**Given information:**
-- Opening Marker --
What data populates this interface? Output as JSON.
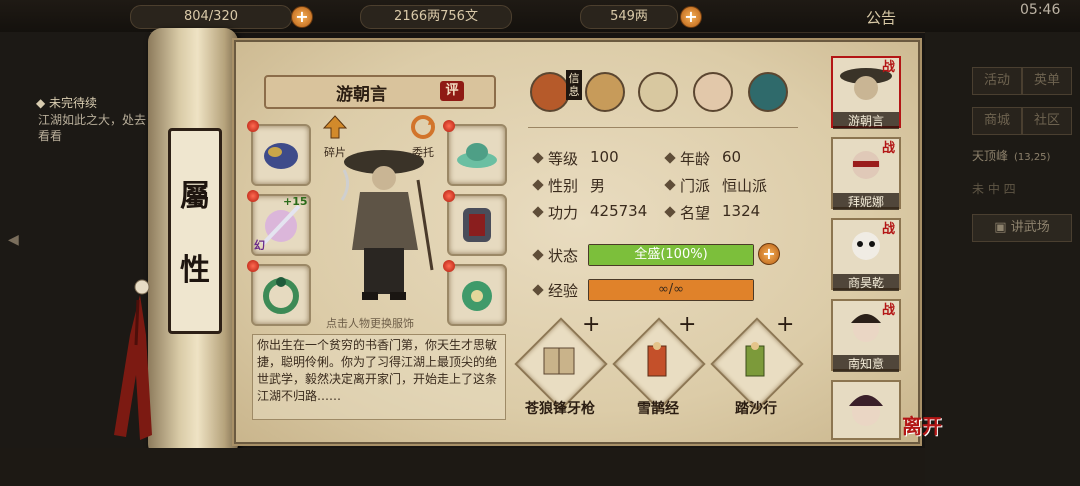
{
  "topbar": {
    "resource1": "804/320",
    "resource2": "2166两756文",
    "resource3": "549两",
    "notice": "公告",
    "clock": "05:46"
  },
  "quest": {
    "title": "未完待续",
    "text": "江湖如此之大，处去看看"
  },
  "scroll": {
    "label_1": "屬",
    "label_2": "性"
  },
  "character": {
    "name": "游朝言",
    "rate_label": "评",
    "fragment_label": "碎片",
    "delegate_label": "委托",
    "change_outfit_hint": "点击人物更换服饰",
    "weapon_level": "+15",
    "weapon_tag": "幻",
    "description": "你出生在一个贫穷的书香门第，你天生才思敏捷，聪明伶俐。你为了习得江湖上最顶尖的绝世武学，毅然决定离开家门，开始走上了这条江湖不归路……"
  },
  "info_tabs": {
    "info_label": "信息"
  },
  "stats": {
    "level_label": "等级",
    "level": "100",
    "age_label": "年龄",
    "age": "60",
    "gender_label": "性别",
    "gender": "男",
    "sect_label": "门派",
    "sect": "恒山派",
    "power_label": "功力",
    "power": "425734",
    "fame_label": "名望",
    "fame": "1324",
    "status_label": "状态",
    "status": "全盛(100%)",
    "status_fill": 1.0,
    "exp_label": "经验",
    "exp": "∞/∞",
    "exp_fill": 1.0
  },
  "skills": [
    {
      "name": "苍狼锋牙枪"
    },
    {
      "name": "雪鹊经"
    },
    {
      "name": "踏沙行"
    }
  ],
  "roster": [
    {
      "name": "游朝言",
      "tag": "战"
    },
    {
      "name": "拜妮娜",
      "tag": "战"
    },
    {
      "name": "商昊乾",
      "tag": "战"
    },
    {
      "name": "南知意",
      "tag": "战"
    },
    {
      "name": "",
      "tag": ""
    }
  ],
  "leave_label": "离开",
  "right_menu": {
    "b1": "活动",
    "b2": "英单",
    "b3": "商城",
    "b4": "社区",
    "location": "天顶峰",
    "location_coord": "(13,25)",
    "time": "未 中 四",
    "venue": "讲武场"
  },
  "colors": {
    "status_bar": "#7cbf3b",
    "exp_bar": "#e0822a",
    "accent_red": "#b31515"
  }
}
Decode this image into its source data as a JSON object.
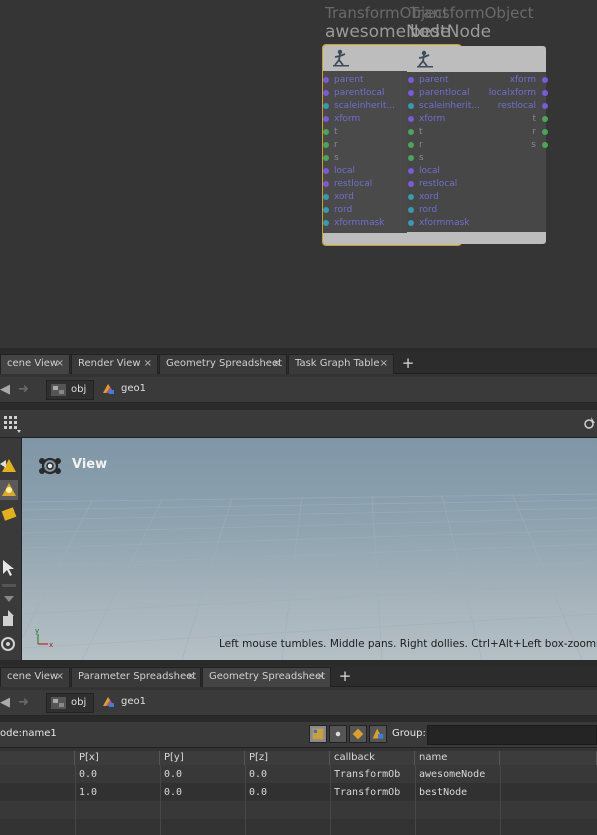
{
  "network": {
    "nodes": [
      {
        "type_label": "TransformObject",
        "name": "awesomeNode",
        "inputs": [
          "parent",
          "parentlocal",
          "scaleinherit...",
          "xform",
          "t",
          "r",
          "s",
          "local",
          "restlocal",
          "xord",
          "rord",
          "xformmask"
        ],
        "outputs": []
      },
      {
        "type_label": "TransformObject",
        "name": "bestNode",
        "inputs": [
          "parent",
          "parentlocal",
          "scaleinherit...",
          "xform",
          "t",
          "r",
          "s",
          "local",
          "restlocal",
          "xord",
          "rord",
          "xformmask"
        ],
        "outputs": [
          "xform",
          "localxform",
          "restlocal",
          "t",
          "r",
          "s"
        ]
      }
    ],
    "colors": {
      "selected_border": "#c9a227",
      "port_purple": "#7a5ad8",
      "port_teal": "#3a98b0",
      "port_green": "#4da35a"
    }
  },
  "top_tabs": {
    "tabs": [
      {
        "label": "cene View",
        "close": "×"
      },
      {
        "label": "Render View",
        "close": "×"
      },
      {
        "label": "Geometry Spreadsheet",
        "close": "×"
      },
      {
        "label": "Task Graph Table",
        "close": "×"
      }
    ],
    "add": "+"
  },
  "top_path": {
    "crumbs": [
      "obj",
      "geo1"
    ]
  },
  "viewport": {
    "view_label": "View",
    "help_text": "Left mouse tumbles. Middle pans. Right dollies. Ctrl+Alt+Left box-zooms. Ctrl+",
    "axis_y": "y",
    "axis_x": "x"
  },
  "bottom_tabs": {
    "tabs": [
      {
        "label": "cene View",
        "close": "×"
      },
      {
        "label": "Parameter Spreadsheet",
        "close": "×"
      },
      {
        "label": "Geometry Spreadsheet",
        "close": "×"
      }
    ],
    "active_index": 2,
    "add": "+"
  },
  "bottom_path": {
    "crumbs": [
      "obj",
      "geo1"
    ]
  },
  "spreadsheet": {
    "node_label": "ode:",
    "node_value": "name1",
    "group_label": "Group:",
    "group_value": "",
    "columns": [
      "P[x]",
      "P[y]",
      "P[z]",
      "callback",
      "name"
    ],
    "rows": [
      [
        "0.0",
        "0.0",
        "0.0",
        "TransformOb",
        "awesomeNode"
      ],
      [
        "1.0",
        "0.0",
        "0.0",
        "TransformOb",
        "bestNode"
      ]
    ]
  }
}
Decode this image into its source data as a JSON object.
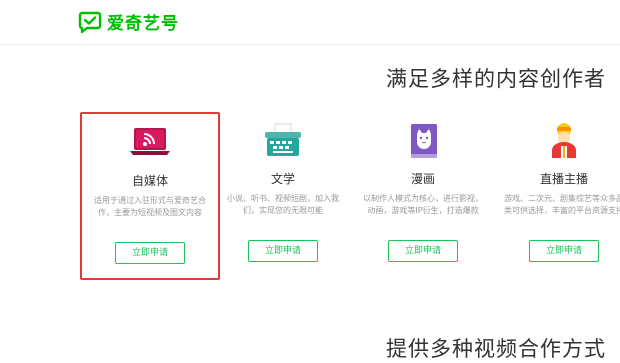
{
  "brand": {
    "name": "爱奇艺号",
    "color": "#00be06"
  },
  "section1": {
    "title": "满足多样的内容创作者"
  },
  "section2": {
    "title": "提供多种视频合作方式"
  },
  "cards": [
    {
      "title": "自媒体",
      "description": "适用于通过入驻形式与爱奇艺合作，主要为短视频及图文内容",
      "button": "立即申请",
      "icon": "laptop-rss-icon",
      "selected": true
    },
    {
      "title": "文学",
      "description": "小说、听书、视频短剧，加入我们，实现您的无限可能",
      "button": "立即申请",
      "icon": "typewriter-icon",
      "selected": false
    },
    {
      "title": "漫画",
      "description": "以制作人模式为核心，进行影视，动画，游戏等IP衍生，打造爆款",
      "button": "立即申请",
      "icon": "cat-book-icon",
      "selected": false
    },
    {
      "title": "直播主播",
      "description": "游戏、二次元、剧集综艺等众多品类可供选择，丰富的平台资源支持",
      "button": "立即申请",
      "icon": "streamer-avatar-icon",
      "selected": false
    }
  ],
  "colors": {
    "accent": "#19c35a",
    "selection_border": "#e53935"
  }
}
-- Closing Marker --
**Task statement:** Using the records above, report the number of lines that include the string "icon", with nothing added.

**Solution:** 4